How to Sing From Your Diaphragm

By Contributing Writer

The human voice is a musical instrument just like any other device. When singing, you need to have control over how you use your breath, so you can maintain notes and add dynamics for emotional effect. The diaphragm is the muscle below your lungs that controls inhaling and exhaling. Here’s how to sing from your diaphragm for a professional sound.

Learn the anatomy associated with singing. The diaphragm is the muscle at the bottom of the solar plexus that you move to pull air into and push air out of your lungs. When you are hunched over, you are not using your diaphragm efficiently. Ordinarily, you only fill the top of your lungs. Using your diaphragm properly ensures that you use your lower lungs, giving you better control.

Exercise proper posture. Your feet should be shoulder-width apart with your back straight and your chin parallel to the floor. If you tilt your head back, you’re straining your vocal cords and hindering your breath control.

Practice breathing properly. Don’t worry about singing just yet. Draw air in slowly. Your belly should fill up while your chest remains stationary. Fill up as much as you can and then release it as slowly as you took it in. Repeat this several times until it starts to become second nature.

Keep your hand on your solar plexus when you start to sing some simple scales. As you breathe in, your hand should be propelled perpendicularly to your stomach. You will find that you have more air available to you and have more control over singing techniques such as melismas.

Make it easy for the air to escape from you properly.
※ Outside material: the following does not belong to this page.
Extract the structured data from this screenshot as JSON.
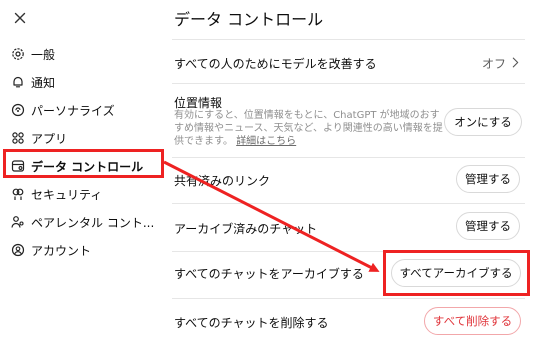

As you sing, your mouth should be open wide and your throat should be relaxed. Your diaphragm is like an air pump and you want to reduce the resistance the air experiences.